Breaking the waves

The president is currently holding hearings with all parties represented in parliament and will, by 20 March, invite the leader of the centre-right coalition to form a government, possibly with the neoliberals (IL).

Today, the dark tide that swept across the country seems to have left three isolated islands on the surface: a right-wing bloc with 87 MPs, a left-wing bloc with 91 MPs, and the far-right bloc with 48 MPs. With such parliamentary geometry, it is hard to see how the new government can survive to the end of the legislature. It will be forced to navigate the coming waves with redoubled caution. The Socialists seem clear in their desire to lead the opposition to the future government. However, if such opposition leads to the resignation of the government, they risk being labelled an ‘element of instability’. On the right, the far-right continues to express its desire to be part of the ‘solution’ and guarantee stability. This places the future government in a paradoxical position: if it yields to the far right, it risks hollowing out the right; if it maintains its election-campaign position of maintaining a cordon sanitaire against the far-right, it will foster the victimisation narrative that the far-right is so proficient at using to its own advantage.
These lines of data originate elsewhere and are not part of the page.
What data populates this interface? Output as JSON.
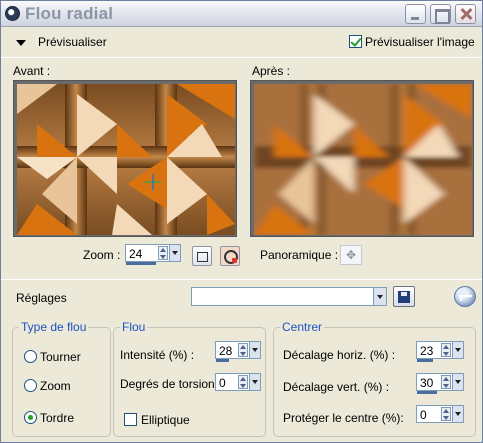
{
  "window": {
    "title": "Flou radial"
  },
  "header": {
    "preview_toggle_label": "Prévisualiser",
    "preview_checkbox_label": "Prévisualiser l'image",
    "preview_checked": true
  },
  "preview": {
    "before_label": "Avant :",
    "after_label": "Après :"
  },
  "zoom": {
    "label": "Zoom :",
    "value": "24",
    "pan_label": "Panoramique :"
  },
  "presets": {
    "label": "Réglages",
    "value": ""
  },
  "blur_type": {
    "title": "Type de flou",
    "options": [
      {
        "label": "Tourner",
        "checked": false
      },
      {
        "label": "Zoom",
        "checked": false
      },
      {
        "label": "Tordre",
        "checked": true
      }
    ]
  },
  "blur": {
    "title": "Flou",
    "intensity_label": "Intensité (%) :",
    "intensity_value": "28",
    "twist_label": "Degrés de torsion :",
    "twist_value": "0",
    "elliptical_label": "Elliptique",
    "elliptical_checked": false
  },
  "center": {
    "title": "Centrer",
    "h_offset_label": "Décalage horiz. (%) :",
    "h_offset_value": "23",
    "v_offset_label": "Décalage vert. (%) :",
    "v_offset_value": "30",
    "protect_label": "Protéger le centre (%):",
    "protect_value": "0"
  },
  "colors": {
    "title_text": "#8d95a5",
    "group_title": "#1d52c4",
    "pattern_dark": "#5a3410",
    "pattern_orange": "#d9730f",
    "pattern_light": "#f3d9b8"
  }
}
This is not new: in politics, there are no ‘empty spaces’. These elections show us that, as of today, it is this new-extreme right that is occupying the void created by the neoliberal and austerity policies of recent decades into which the mass of disinherited people have been thrown.

The two-party system that prevailed in Portugal until 9 March has left behind it – with different nuances and more or less accentuated phases – a trail of impoverishment, precariousness, uncertainty, and hopelessness. This was not limited to the austerity years of 2011-2015. After a pandemic, the resurgence of war in Europe, and amidst an inflationary crisis, during the last two years of PS government, while health and education were plummeting towards collapse and in the face of an unprecedented housing crisis and a spectacular rise in the cost of living, the government focused on bringing Portugal’s debt to historic lows and achieving record-breaking ‘economic growth’. In short, the government obeyed every economic indicator dictated by orthodox neoliberal economic doctrine and presented it as ‘successful development’. The times present great challenges for the left, and action is needed. Perhaps the greatest challenge is to reconfigure hope in a future that effectively crystallises a rupture with ‘the point we’ve come to’[2].


[1] Four seats are still unassigned; they correspond to voters living in other European countries or outside Europe and are expected to be announced on 20 March.

[2] Free translation of the expression “o estado a que chegámos” by Salgueiro Maia, historical leader of the Carnation Revolution, in a famous speech to the troops that marched through Lisbon in the evening of 24 April 1974.

Image: Graffiti (Lisbon) Carnation Revolution. ©Wikimedia Commons